Anthony Giddens’ Structuration Theory is probably one of the sociological theories more directly referenced and more widely used, in a variety of ways, in organizational research. Why is that, and what does it mean for organizational research? In this paper we explore this issue by reviewing some early, influential contributions, within the organizational field, that used Giddens’ theory as the main reference. We will show that the actual utilizations of such theory are very heterogeneous in many relevant concepts, although they are all moved by similar theoretical needs. We also propose that in order to properly answer to those needs, organizational research should focus on some key elements that, while being central in Giddens’ contribution, are not always interpreted consistently by “Giddensian” organization scholars. Finally, we will argue that it is possible for the organization reflection, even when it is not built upon Structuration Theory, to share and realize Giddens’ main “message” to the organizational discipline: the need for an organization theory truly based on an epistemological view that allows to overcome the objectivist / subjectivist dilemma.

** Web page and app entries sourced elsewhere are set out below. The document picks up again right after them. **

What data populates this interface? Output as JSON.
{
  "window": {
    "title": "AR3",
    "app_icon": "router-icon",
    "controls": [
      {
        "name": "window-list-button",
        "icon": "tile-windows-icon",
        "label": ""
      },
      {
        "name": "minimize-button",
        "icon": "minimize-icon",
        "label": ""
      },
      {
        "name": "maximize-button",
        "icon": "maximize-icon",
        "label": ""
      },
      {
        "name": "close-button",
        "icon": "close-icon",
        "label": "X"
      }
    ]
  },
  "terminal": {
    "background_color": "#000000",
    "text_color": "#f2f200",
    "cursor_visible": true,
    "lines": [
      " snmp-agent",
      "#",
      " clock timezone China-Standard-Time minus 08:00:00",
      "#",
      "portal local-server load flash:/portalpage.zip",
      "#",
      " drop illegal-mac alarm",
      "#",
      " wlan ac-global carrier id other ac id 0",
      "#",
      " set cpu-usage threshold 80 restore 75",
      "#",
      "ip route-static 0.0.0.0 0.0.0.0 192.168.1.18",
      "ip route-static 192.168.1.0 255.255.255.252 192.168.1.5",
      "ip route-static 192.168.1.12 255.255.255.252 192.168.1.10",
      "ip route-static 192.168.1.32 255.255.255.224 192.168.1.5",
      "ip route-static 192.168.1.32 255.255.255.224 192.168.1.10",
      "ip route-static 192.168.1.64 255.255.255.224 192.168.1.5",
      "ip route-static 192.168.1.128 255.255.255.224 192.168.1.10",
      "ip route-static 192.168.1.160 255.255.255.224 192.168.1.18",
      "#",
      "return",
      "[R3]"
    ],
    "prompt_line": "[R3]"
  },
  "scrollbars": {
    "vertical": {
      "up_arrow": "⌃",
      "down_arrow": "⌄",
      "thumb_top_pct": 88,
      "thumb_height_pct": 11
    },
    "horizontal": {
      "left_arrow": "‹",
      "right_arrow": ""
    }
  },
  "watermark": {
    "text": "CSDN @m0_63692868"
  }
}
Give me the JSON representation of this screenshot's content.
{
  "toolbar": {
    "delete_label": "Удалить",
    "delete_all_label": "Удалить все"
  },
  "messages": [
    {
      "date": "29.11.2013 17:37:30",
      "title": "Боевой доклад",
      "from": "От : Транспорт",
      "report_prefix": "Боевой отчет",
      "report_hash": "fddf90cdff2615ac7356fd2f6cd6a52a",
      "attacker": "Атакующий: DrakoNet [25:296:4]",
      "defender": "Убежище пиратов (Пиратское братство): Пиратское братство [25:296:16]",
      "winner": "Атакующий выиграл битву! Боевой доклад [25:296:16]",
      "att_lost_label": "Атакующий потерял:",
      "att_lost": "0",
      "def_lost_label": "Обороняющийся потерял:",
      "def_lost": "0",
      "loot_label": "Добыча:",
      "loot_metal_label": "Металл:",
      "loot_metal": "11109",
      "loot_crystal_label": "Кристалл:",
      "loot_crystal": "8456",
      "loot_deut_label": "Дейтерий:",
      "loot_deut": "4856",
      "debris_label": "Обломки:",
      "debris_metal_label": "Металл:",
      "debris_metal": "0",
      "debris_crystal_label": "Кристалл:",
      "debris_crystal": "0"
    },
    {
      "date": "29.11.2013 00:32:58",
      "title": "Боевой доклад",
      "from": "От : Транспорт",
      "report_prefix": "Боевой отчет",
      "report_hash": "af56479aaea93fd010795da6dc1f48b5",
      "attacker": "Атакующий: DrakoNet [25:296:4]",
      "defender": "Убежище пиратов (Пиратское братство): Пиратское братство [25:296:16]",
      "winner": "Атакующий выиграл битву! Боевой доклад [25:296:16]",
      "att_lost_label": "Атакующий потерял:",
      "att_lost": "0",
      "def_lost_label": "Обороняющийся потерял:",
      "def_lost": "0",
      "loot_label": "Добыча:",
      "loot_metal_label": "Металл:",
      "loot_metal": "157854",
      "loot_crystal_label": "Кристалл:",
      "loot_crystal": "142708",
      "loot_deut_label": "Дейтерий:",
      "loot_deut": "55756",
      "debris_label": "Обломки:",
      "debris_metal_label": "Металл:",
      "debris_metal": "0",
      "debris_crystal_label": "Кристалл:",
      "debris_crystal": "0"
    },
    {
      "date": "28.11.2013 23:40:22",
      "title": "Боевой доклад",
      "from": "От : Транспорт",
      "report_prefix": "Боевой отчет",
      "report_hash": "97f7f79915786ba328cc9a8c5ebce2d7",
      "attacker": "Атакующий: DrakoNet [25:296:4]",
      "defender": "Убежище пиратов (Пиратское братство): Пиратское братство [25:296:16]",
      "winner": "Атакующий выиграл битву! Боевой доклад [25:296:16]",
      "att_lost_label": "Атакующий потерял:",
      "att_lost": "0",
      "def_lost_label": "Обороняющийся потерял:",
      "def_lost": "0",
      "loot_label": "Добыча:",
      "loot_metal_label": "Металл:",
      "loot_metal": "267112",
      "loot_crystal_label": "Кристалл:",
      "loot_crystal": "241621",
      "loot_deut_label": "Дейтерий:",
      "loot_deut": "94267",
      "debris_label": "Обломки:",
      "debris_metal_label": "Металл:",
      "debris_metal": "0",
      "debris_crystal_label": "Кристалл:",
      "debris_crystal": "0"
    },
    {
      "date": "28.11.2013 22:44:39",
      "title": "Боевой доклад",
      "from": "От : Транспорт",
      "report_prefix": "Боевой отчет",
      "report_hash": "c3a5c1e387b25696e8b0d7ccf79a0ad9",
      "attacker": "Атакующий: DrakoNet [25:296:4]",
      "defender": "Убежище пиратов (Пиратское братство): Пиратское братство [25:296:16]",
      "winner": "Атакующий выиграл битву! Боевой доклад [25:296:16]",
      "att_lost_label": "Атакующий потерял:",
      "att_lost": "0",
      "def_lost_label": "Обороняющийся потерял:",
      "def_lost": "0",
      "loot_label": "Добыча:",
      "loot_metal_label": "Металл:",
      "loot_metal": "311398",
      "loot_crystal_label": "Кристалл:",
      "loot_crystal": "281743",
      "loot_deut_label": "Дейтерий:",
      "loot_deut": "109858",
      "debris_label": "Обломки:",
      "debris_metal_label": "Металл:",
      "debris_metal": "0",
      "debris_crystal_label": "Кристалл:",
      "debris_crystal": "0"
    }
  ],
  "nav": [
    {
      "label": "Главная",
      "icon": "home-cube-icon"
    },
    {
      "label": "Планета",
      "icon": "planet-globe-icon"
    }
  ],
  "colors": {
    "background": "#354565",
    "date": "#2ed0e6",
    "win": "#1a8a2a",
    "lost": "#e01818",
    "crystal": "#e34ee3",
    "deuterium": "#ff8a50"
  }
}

Structuration theory, Organizational action, Organizational epistemology, Organizational change.